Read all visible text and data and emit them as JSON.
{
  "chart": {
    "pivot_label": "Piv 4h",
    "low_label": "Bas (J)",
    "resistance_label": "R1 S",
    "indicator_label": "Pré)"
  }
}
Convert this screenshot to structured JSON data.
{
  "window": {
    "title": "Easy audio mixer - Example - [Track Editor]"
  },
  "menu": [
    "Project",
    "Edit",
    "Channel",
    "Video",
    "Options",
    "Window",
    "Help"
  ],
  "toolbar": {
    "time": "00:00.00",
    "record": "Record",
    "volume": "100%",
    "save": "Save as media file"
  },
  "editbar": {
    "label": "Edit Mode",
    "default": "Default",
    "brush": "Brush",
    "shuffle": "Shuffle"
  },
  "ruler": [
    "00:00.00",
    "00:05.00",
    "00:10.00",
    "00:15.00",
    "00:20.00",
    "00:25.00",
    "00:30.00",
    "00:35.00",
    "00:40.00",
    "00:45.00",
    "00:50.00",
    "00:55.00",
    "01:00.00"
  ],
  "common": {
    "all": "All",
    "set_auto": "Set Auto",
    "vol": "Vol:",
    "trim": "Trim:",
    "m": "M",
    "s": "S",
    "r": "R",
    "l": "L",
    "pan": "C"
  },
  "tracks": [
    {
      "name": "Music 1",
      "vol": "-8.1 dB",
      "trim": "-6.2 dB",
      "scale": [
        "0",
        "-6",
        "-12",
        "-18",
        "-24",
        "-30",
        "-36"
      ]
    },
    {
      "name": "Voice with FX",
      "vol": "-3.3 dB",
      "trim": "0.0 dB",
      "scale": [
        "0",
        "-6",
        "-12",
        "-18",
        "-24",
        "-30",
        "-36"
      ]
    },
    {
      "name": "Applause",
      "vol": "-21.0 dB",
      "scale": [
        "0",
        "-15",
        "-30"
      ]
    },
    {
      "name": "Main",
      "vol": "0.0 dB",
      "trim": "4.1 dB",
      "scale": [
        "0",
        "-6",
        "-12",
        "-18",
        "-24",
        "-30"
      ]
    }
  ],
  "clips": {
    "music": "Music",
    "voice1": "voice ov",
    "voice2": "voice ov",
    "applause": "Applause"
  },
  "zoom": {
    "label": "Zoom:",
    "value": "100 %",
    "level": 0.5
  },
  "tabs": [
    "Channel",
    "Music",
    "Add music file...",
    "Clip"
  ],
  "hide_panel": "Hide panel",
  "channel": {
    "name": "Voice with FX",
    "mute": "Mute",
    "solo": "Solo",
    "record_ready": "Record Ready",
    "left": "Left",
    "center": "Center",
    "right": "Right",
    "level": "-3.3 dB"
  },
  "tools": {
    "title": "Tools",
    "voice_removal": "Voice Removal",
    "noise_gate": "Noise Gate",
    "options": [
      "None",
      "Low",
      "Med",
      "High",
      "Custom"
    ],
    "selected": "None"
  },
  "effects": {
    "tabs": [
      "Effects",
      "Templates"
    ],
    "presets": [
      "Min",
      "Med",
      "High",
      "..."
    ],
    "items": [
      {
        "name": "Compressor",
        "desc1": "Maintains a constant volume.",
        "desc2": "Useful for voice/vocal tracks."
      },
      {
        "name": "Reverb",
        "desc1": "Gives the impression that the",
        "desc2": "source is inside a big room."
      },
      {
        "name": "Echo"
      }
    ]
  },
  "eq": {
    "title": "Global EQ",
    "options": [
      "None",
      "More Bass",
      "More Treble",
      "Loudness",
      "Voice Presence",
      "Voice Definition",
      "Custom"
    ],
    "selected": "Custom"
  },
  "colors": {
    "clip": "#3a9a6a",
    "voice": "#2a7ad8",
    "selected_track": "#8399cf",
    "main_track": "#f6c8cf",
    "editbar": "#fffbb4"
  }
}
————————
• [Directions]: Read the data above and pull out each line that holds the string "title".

• [Task solution]:
    "title": "Easy audio mixer - Example - [Track Editor]"
    "title": "Tools",
    "title": "Global EQ",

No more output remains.